### Task
Go through the records and filter out every line lacking the word "JSON"; copy the lines that remain.

====================

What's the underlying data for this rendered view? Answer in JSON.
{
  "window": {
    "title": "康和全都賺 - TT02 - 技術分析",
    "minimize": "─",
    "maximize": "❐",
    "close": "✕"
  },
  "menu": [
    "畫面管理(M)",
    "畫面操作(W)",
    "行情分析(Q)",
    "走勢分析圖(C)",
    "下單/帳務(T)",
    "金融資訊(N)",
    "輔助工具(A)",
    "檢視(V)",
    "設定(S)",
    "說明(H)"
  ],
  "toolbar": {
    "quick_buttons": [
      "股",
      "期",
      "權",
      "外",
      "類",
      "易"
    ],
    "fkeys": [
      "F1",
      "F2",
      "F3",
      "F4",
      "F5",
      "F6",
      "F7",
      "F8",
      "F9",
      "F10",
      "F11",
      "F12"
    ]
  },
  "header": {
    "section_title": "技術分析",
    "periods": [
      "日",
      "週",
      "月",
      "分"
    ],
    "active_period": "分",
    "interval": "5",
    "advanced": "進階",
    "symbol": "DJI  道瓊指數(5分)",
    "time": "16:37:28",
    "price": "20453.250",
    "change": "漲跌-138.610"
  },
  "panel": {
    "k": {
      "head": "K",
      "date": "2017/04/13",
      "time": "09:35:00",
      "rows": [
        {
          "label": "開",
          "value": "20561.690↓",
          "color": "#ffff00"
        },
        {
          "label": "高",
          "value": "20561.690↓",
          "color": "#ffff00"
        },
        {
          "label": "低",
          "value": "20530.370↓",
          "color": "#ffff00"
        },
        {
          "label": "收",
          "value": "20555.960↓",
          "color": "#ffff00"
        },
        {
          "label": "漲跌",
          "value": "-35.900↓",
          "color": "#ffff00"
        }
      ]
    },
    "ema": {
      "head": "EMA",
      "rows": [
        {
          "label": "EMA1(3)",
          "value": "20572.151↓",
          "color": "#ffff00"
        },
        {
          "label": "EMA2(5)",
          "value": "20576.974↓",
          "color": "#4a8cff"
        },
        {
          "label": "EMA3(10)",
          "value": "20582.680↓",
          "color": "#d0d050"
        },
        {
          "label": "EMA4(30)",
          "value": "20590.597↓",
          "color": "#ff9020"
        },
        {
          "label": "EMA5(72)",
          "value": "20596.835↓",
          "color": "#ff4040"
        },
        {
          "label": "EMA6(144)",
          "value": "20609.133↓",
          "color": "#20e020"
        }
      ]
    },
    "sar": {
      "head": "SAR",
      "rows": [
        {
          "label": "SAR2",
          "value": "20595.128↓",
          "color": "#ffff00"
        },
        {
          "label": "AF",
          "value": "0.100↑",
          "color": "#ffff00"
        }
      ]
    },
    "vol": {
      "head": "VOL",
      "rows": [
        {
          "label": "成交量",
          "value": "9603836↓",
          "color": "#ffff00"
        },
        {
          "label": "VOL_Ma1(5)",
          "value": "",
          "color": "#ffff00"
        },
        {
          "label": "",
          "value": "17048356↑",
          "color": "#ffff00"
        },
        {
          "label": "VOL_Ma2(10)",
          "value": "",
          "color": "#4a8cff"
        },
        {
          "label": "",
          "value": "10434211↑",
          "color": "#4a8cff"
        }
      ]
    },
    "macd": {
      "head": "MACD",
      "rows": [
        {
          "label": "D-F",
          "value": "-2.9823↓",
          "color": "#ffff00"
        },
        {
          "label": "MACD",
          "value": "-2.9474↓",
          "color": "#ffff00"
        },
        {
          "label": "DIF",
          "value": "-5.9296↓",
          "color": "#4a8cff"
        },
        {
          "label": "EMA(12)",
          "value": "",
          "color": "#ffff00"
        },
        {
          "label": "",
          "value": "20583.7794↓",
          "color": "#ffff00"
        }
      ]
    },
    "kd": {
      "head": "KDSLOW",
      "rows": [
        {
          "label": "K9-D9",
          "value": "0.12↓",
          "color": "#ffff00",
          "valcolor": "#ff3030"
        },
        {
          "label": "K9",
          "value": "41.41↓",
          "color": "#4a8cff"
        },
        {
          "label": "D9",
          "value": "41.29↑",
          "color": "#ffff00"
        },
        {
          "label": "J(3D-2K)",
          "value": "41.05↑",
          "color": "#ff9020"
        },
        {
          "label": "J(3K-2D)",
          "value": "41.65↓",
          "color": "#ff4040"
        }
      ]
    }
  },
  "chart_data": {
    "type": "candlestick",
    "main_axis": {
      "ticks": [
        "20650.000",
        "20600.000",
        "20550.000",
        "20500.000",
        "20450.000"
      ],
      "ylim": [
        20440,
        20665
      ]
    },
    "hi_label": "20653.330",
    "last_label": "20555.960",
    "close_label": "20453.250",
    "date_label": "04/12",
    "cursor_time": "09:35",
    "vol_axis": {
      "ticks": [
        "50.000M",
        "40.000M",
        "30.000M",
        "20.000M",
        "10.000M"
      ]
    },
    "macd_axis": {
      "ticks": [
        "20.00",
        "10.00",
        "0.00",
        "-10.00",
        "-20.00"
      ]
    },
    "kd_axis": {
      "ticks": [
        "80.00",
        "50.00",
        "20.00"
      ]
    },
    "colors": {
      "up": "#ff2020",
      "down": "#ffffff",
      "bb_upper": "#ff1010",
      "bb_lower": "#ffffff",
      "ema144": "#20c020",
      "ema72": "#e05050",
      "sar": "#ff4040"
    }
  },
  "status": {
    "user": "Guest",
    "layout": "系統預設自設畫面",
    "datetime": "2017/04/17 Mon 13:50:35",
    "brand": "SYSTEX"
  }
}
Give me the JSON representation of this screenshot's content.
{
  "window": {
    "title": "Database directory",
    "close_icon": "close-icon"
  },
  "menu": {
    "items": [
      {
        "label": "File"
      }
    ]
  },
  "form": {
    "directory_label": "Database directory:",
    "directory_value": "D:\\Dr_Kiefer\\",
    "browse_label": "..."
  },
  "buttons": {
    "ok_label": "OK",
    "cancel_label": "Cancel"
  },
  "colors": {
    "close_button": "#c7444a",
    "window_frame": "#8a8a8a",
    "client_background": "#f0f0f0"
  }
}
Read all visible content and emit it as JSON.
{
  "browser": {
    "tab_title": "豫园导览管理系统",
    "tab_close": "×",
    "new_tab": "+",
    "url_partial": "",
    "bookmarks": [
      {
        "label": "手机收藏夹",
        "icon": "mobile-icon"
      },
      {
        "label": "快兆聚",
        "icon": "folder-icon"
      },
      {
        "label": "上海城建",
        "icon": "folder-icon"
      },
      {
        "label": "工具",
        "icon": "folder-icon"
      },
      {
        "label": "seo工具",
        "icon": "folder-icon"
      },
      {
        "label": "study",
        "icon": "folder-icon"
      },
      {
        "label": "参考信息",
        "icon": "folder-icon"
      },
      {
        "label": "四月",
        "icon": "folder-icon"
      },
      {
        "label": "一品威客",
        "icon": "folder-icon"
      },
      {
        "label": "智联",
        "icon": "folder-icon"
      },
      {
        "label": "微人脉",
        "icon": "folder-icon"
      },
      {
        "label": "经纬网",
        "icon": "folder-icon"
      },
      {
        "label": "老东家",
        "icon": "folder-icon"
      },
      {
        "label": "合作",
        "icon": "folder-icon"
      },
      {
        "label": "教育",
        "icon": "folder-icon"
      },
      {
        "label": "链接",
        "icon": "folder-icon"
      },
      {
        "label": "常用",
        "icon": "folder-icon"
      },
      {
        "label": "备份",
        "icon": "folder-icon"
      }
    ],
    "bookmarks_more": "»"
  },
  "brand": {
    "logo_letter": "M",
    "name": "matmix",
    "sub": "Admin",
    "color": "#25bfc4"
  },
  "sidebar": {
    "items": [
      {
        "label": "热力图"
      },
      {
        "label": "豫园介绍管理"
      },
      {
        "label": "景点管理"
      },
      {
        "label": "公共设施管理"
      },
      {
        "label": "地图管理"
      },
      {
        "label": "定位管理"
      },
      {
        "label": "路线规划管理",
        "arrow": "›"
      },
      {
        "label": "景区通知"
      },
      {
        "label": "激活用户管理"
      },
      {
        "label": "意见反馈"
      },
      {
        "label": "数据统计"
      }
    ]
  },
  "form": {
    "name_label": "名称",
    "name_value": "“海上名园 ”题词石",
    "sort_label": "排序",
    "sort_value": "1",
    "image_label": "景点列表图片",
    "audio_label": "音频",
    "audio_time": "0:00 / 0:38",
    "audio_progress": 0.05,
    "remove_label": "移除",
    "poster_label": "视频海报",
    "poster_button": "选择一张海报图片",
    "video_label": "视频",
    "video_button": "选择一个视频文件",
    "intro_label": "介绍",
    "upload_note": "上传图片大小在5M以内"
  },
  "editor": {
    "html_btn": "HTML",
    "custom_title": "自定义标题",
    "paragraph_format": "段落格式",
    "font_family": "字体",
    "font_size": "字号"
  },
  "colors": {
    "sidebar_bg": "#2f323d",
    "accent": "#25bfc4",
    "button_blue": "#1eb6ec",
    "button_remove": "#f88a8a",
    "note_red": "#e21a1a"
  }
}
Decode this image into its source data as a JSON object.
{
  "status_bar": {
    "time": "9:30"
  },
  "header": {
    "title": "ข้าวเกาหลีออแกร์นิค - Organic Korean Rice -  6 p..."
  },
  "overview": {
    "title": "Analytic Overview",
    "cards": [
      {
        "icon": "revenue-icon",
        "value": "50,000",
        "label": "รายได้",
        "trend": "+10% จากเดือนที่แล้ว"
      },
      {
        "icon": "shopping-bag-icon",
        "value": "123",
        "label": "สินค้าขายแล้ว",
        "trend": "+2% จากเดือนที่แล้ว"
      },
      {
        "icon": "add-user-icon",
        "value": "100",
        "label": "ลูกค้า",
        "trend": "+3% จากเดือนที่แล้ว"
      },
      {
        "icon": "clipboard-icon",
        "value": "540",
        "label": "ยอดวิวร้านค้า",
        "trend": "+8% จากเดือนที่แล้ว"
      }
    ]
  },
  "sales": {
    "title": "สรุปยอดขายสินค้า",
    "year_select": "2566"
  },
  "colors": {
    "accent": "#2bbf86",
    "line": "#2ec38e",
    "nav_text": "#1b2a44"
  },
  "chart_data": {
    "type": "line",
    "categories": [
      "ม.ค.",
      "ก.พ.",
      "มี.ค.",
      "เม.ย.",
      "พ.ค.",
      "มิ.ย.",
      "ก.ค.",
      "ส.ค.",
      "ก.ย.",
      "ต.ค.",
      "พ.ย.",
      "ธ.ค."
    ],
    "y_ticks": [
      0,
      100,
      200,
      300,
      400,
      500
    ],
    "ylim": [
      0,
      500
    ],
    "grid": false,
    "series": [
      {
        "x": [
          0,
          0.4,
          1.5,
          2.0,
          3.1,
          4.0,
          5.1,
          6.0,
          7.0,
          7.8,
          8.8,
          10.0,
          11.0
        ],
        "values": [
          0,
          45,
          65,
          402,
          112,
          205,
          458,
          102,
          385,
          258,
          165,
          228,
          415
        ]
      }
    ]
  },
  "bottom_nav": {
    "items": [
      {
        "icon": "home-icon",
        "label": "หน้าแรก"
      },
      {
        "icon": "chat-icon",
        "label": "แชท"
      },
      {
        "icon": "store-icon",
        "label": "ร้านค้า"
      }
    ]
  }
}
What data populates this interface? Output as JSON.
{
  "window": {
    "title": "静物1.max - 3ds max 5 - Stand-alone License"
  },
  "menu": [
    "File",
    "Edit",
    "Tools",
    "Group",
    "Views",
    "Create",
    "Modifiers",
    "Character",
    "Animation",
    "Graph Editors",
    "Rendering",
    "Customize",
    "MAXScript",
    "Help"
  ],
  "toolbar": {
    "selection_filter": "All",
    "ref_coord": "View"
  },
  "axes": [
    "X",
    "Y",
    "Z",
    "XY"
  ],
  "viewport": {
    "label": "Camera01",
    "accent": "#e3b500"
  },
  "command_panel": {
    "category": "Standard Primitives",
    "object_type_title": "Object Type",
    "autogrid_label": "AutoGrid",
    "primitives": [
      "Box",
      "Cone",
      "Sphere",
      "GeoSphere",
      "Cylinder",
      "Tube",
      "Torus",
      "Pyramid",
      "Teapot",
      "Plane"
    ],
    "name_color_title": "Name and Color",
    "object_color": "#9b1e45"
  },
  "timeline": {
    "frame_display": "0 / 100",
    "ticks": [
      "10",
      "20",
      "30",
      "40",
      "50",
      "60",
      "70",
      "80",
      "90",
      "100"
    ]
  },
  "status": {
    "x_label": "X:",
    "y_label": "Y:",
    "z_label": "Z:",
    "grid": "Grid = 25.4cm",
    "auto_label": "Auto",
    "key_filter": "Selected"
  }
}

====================

### Output
What's the underlying data for this rendered view? Answer in JSON.
Give me the JSON representation of this screenshot's content.
Read all visible content and emit it as JSON.
Decode this image into its source data as a JSON object.
What data populates this interface? Output as JSON.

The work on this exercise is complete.